Requirement =>
Give back an exact copy of the listing that follows, without the pictures.
__________________________________________________
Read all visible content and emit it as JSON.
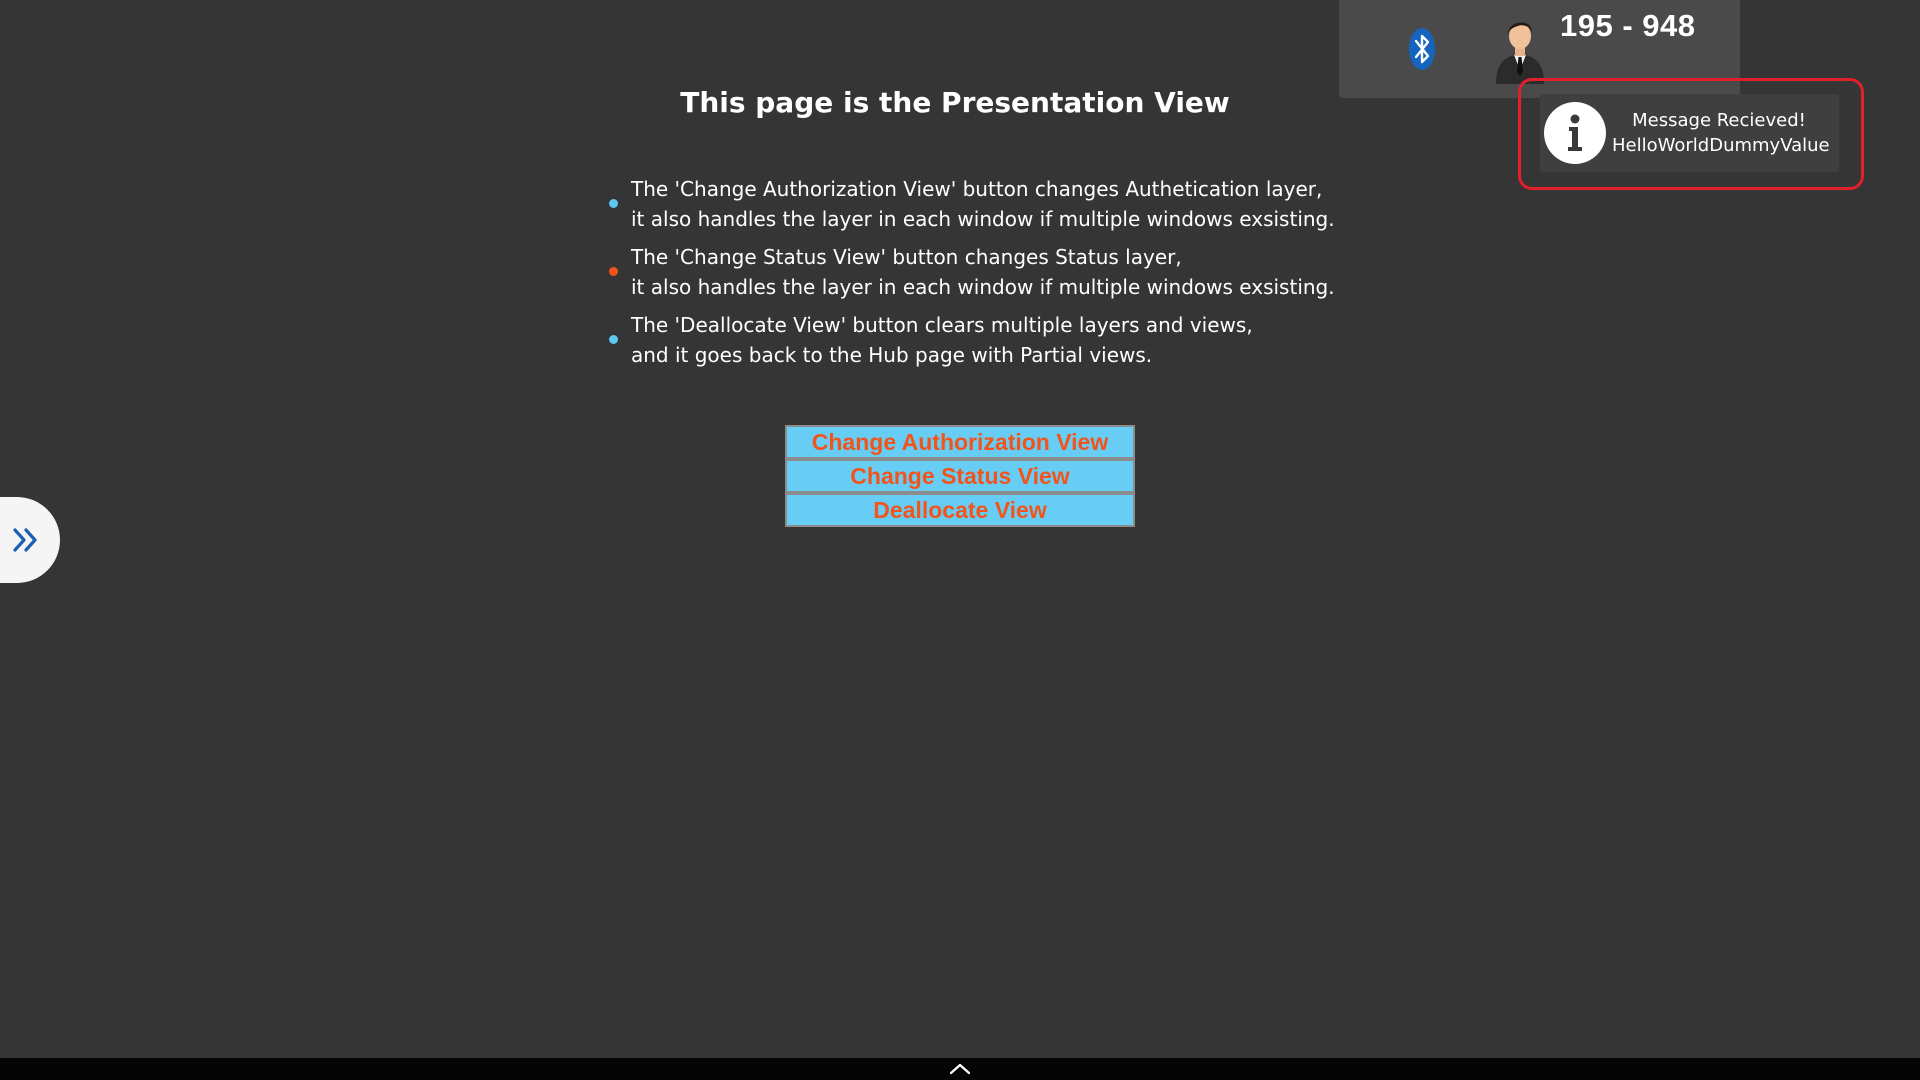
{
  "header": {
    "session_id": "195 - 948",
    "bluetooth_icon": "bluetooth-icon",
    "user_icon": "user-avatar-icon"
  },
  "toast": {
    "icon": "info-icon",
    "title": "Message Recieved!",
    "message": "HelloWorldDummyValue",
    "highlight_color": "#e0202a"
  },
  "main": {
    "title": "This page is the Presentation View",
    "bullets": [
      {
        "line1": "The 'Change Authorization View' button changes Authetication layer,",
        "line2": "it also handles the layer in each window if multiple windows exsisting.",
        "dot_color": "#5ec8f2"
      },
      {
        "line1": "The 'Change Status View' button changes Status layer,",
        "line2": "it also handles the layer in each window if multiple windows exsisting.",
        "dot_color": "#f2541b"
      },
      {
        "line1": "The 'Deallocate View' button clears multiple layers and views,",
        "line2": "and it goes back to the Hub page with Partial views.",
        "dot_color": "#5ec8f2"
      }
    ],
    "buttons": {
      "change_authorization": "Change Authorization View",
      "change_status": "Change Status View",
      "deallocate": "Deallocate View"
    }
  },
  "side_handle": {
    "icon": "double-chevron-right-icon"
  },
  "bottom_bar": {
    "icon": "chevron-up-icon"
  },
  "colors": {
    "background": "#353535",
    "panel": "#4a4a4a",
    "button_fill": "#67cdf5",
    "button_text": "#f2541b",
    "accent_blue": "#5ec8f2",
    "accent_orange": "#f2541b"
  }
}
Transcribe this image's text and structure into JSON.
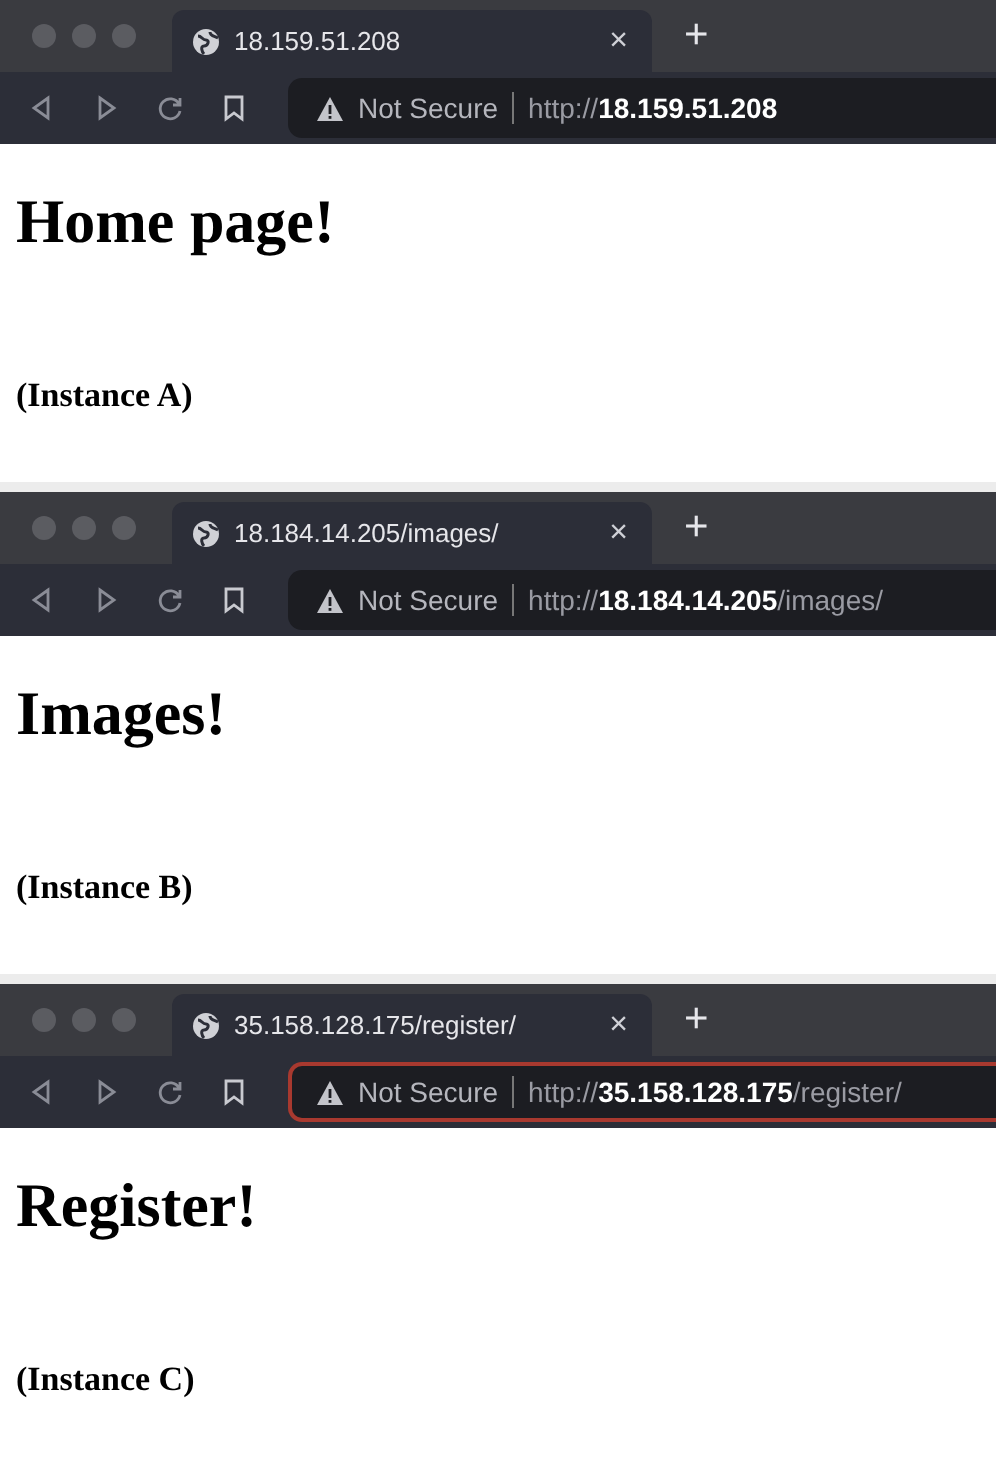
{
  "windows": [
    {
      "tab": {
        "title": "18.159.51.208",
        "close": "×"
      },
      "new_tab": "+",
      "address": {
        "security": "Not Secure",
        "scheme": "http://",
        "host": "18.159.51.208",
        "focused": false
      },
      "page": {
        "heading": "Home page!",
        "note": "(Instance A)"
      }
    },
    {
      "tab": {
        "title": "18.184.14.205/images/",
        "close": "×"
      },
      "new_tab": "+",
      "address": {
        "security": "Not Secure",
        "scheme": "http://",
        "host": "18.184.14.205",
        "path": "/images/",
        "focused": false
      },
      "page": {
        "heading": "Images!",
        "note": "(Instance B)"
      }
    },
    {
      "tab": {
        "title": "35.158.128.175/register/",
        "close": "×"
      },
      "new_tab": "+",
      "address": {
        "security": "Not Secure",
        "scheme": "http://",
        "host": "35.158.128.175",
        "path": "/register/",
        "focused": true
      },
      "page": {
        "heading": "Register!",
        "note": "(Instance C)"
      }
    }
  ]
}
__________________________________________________
Exercise response =>
Read all visible content and emit it as JSON.
{
  "header": {
    "session_id": "195 - 948",
    "bluetooth_icon": "bluetooth-icon",
    "user_icon": "user-avatar-icon"
  },
  "toast": {
    "icon": "info-icon",
    "title": "Message Recieved!",
    "message": "HelloWorldDummyValue",
    "highlight_color": "#e0202a"
  },
  "main": {
    "title": "This page is the Presentation View",
    "bullets": [
      {
        "line1": "The 'Change Authorization View' button changes Authetication layer,",
        "line2": "it also handles the layer in each window if multiple windows exsisting.",
        "dot_color": "#5ec8f2"
      },
      {
        "line1": "The 'Change Status View' button changes Status layer,",
        "line2": "it also handles the layer in each window if multiple windows exsisting.",
        "dot_color": "#f2541b"
      },
      {
        "line1": "The 'Deallocate View' button clears multiple layers and views,",
        "line2": "and it goes back to the Hub page with Partial views.",
        "dot_color": "#5ec8f2"
      }
    ],
    "buttons": {
      "change_authorization": "Change Authorization View",
      "change_status": "Change Status View",
      "deallocate": "Deallocate View"
    }
  },
  "side_handle": {
    "icon": "double-chevron-right-icon"
  },
  "bottom_bar": {
    "icon": "chevron-up-icon"
  },
  "colors": {
    "background": "#353535",
    "panel": "#4a4a4a",
    "button_fill": "#67cdf5",
    "button_text": "#f2541b",
    "accent_blue": "#5ec8f2",
    "accent_orange": "#f2541b"
  }
}
Transcribe this image's text and structure into JSON.
{
  "windows": [
    {
      "tab": {
        "title": "18.159.51.208",
        "close": "×"
      },
      "new_tab": "+",
      "address": {
        "security": "Not Secure",
        "scheme": "http://",
        "host": "18.159.51.208",
        "focused": false
      },
      "page": {
        "heading": "Home page!",
        "note": "(Instance A)"
      }
    },
    {
      "tab": {
        "title": "18.184.14.205/images/",
        "close": "×"
      },
      "new_tab": "+",
      "address": {
        "security": "Not Secure",
        "scheme": "http://",
        "host": "18.184.14.205",
        "path": "/images/",
        "focused": false
      },
      "page": {
        "heading": "Images!",
        "note": "(Instance B)"
      }
    },
    {
      "tab": {
        "title": "35.158.128.175/register/",
        "close": "×"
      },
      "new_tab": "+",
      "address": {
        "security": "Not Secure",
        "scheme": "http://",
        "host": "35.158.128.175",
        "path": "/register/",
        "focused": true
      },
      "page": {
        "heading": "Register!",
        "note": "(Instance C)"
      }
    }
  ]
}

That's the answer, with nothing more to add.